(Interface dataset entries)
========

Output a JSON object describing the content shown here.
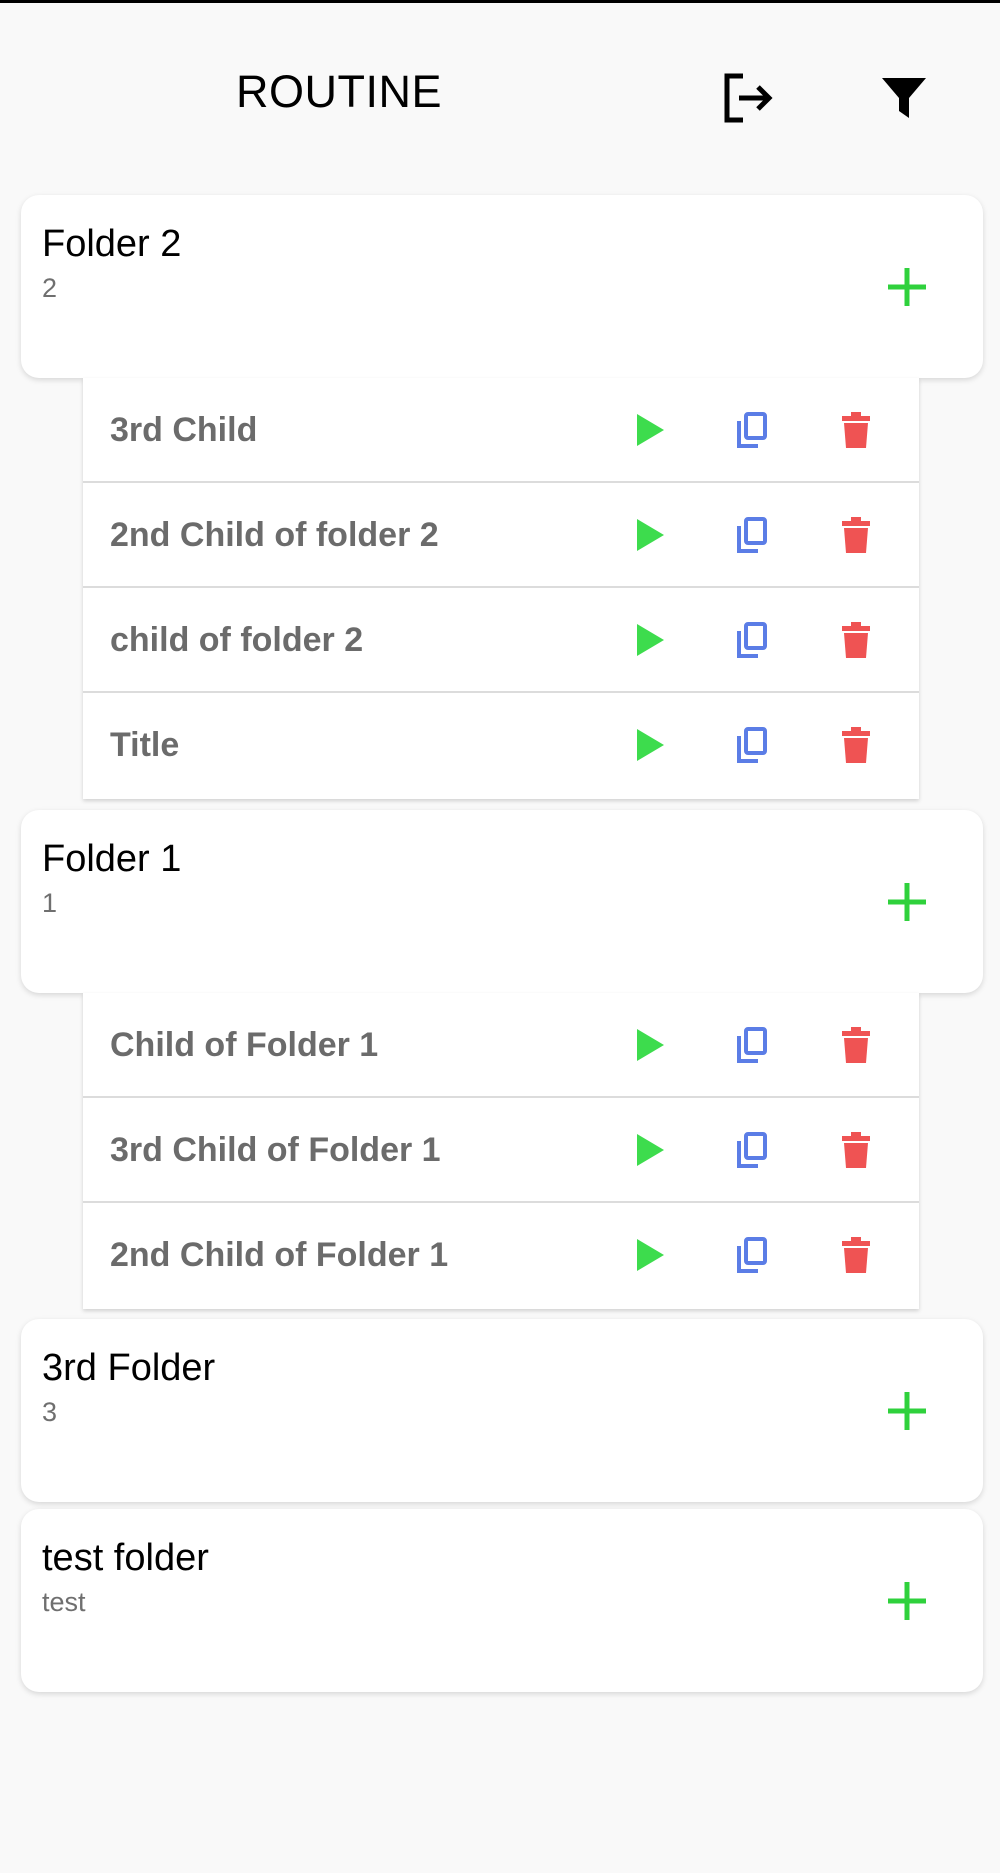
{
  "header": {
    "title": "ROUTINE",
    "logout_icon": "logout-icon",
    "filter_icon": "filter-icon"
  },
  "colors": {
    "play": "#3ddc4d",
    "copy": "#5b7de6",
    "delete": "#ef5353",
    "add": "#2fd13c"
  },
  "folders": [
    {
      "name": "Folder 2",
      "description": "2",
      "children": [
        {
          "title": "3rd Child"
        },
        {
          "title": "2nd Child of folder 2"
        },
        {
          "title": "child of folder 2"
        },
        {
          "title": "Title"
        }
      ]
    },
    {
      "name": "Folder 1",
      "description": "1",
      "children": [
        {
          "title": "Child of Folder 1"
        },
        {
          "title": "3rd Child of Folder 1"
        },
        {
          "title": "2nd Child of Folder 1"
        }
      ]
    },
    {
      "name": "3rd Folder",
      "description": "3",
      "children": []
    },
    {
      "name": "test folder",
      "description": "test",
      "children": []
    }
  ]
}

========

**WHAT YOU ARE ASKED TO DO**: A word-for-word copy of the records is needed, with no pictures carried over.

**RESPONSE AREA**:
Output a JSON object describing the content shown here.
{
  "header": {
    "title": "ROUTINE",
    "logout_icon": "logout-icon",
    "filter_icon": "filter-icon"
  },
  "colors": {
    "play": "#3ddc4d",
    "copy": "#5b7de6",
    "delete": "#ef5353",
    "add": "#2fd13c"
  },
  "folders": [
    {
      "name": "Folder 2",
      "description": "2",
      "children": [
        {
          "title": "3rd Child"
        },
        {
          "title": "2nd Child of folder 2"
        },
        {
          "title": "child of folder 2"
        },
        {
          "title": "Title"
        }
      ]
    },
    {
      "name": "Folder 1",
      "description": "1",
      "children": [
        {
          "title": "Child of Folder 1"
        },
        {
          "title": "3rd Child of Folder 1"
        },
        {
          "title": "2nd Child of Folder 1"
        }
      ]
    },
    {
      "name": "3rd Folder",
      "description": "3",
      "children": []
    },
    {
      "name": "test folder",
      "description": "test",
      "children": []
    }
  ]
}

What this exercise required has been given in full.